The Simputer, a Linux-based handheld computer designed by Indian engineers, is being deployed in a pilot project in Bhutan to provide e-mail to people living in remote locations, said an executive of the Geneva-based International Telecommunication Union.
If the test is successful, the Simputer is likely to be deployed in similar projects in other countries, said VishnuMohan Calindi, administrator of the Universal Access and Rural Communications Unit in the Telecommunication Development Bureau of the ITU.
E-mail received by post offices in Bhutan, located between China and India, will be carried on the Simputer by a postal employee to addressees in villages. The villagers will be able to respond to e-mail using the Simputer with help of postal agents.
The e-mail service, called E-Post, complements traditional post under the project initiated by the ITU and the Universal Postal Union (UPU) in Berne. The project, implemented with Bhutan Post and Bhutan Telecom in Thimpu, India, aims to bring e-mail and other digital services to 38 Bhutan post offices.
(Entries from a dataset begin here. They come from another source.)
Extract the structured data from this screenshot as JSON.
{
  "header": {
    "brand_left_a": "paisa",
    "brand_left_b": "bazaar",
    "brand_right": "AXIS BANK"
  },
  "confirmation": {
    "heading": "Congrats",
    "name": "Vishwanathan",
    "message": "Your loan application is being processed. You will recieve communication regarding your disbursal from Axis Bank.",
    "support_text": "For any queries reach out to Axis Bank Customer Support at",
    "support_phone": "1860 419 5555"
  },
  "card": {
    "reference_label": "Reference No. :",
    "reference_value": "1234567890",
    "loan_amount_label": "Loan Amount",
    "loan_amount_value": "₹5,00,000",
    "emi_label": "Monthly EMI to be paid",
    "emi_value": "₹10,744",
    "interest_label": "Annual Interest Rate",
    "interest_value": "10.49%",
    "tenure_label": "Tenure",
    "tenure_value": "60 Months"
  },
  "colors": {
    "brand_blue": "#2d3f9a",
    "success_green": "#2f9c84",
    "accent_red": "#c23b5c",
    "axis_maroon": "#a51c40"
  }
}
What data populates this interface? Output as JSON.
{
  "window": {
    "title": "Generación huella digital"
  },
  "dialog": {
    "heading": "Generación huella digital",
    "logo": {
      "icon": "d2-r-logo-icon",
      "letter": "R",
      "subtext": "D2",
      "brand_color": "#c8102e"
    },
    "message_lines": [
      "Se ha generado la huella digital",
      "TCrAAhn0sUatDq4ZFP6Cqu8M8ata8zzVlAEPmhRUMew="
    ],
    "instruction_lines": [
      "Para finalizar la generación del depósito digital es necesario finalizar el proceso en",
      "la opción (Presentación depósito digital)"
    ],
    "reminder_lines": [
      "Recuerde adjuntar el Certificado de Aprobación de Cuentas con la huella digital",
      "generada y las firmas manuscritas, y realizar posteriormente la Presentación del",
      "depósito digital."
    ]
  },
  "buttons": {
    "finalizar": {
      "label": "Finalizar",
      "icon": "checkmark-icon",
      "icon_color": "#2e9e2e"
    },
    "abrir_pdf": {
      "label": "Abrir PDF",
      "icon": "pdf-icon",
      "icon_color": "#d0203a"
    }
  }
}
Some of the remote post offices will be connected by a VSAT (very small aperture terminal) satellite service. About 17 of these post offices already have tele-kiosks on the premises where people can send and access e-mail.
However, women, farmers, the poor and those living great distances from post offices were significantly under-represented among postal clients, according to a survey carried out by the agencies involved in the project.
"If these groups are also to be served by e-post, then a simple portable electronic device that acts as an e-post carrier will be an invaluable asset," Calindi said.
The joint ITU and UPU project in Bhutan is a test bed for implementation of similar projects in other countries. "About 12 countries have already shown interest in this project," Calindi said.
"The success of this project will depend to a large extent on our ability to train the people at the post offices on the use of the technology and on the receptiveness of villagers to the e-mail concept."
The Simputer was selected by the ITU and UPU project because of its low cost, ability to integrate voice recognition, low power consumption and programmability for various applications. The plan is to have a variety of applications running on the Simputer to handle items such as agricultural information, health care data collection, simple accounting, bookkeeping, inventory management and land records.
"In our experience, it is important that the projects cater to multiple uses and feature multiple applications," said Calindi. "This is to make best use of scarce resources, as well as increase the chances of greater usage."
Although the project in Bhutan will, initially, use 50 Simputers, the product has great growth opportunity if the project is extended within Bhutan and to other countries, said Vinay Deshpande, chairman of Bangalore-based Encore Software, a Simputer licensee.
The handheld computer was designed by engineers from Encore and the Indian Institute of Science in Bangalore, and put into open source to be managed by the Simputer Trust. Since development of the product's prototype in 2001, Encore has sold only about 3,000 units, mainly because there are too few applications that run on the device, Deshpande said.
Encore has positioned the device commercially and for use to bridge the digital divide. The company introduced a variety of models, ranging from the low-end with a monochrome display, priced at about $200, to a high-end model with a colour display and support for Wi-Fi and GPS that costs about $480.
Approximately 75 independent software companies have developed Simputer applications, including some for e-governance, sales force automation and enterprise resource planning. Encore expects to sell more than 100,000 Simputers.
John Ribeiro writes for IDG News Service